Most of the hostels and bunkhouses provide bed linen, have catered or self-catered options and provide bike and equipment storage.
If you are working on a very tight budget or have limited flexibility with dates, it is worth booking some of your accommodation ahead of time.
As well as all of the various birds and mammals you can expect to see along the route, Cardigan Bay has one of the largest resident bottle-nose dolphin populations in the UK.
Numbers increase during the summer and early autumn, reaching a peak in September and October, so consider hanging around for a day or two to unwind and take to the waters on a boat trip.
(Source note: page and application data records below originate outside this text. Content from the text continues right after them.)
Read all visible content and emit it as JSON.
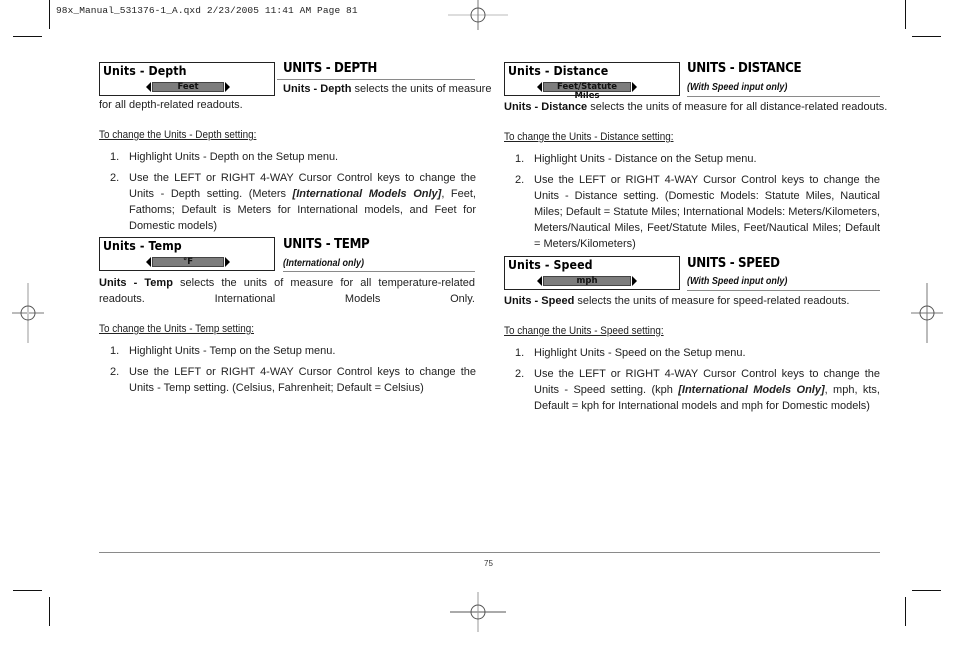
{
  "slug": "98x_Manual_531376-1_A.qxd  2/23/2005  11:41 AM  Page 81",
  "page_number": "75",
  "sections": {
    "depth": {
      "menu_title": "Units - Depth",
      "menu_value": "Feet",
      "title": "UNITS - DEPTH",
      "subtitle": "",
      "desc_bold": "Units - Depth",
      "desc_rest": " selects the units of measure for all depth-related readouts.",
      "how_to": "To change the Units - Depth setting:",
      "steps": [
        {
          "num": "1.",
          "text": "Highlight Units - Depth on the Setup menu."
        },
        {
          "num": "2.",
          "text_before": "Use the LEFT or RIGHT 4-WAY Cursor Control keys to change the Units - Depth setting. (Meters ",
          "emphasis": "[International Models Only]",
          "text_after": ", Feet, Fathoms; Default is Meters for International models, and Feet for Domestic models)"
        }
      ]
    },
    "temp": {
      "menu_title": "Units - Temp",
      "menu_value": "°F",
      "title": "UNITS - TEMP",
      "subtitle": "(International only)",
      "desc_bold": "Units - Temp",
      "desc_rest": " selects the units of measure for all temperature-related readouts. International Models Only.",
      "how_to": "To change the Units - Temp setting:",
      "steps": [
        {
          "num": "1.",
          "text": "Highlight Units - Temp on the Setup menu."
        },
        {
          "num": "2.",
          "text": "Use the LEFT or RIGHT 4-WAY Cursor Control keys to change the Units - Temp setting. (Celsius, Fahrenheit; Default = Celsius)"
        }
      ]
    },
    "distance": {
      "menu_title": "Units - Distance",
      "menu_value": "Feet/Statute Miles",
      "title": "UNITS - DISTANCE",
      "subtitle": "(With Speed input only)",
      "desc_bold": "Units - Distance",
      "desc_rest": " selects the units of measure for all distance-related readouts.",
      "how_to": "To change the Units - Distance setting:",
      "steps": [
        {
          "num": "1.",
          "text": "Highlight Units - Distance on the Setup menu."
        },
        {
          "num": "2.",
          "text": "Use the LEFT or RIGHT 4-WAY Cursor Control keys to change the Units - Distance setting. (Domestic Models: Statute Miles, Nautical Miles; Default = Statute Miles; International Models: Meters/Kilometers, Meters/Nautical Miles, Feet/Statute Miles, Feet/Nautical Miles; Default = Meters/Kilometers)"
        }
      ]
    },
    "speed": {
      "menu_title": "Units - Speed",
      "menu_value": "mph",
      "title": "UNITS - SPEED",
      "subtitle": "(With Speed input only)",
      "desc_bold": "Units - Speed",
      "desc_rest": " selects the units of measure for speed-related readouts.",
      "how_to": "To change the Units - Speed setting:",
      "steps": [
        {
          "num": "1.",
          "text": "Highlight Units - Speed on the Setup menu."
        },
        {
          "num": "2.",
          "text_before": "Use the LEFT or RIGHT 4-WAY Cursor Control keys to change the Units - Speed setting. (kph ",
          "emphasis": "[International Models Only]",
          "text_after": ", mph, kts, Default = kph for International models and mph for Domestic models)"
        }
      ]
    }
  }
}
Other regular visitors to the area include common dolphins, Risso’s dolphins, porpoise, and even minke whale.
If you’re completing one of the shorter, circular walks, many of them visit places of interest just inland, such as the Aber Falls on the North Wales Coast, Harlech Castle in Gwynedd, or St Davids Cathedral in Pembrokeshire.
In the final miles of the trail there are plenty of things that would be worth circling back to or lingering at. Chepstow is home to a beautifully-preserved fortress that could easily take up half a day just wondering around in the summer.
Many people will opt to spend a couple of days in Cardiff Bay, where you can take a tour around the Senedd (home to the National Assembly for Wales), go white water rafting, catch a show at the iconic Wales Millennium Centre or just polish off a pint in one of the city’s lively restaurants and bars.
|Skills Required||Hiking, Walking|
|Starts at||Queensferry, UK|
|Finishes at||Chepstow, UK|
|Length of route||1400 Km|
|Average time to complete||49 - 84 Days|
|Possible to complete sub-sections||Yes|
|Highest point||564 metres|
|Equipment needed||Poles if preferred, Trekking gear, walking boots|
|Countries visited||Wales, UK|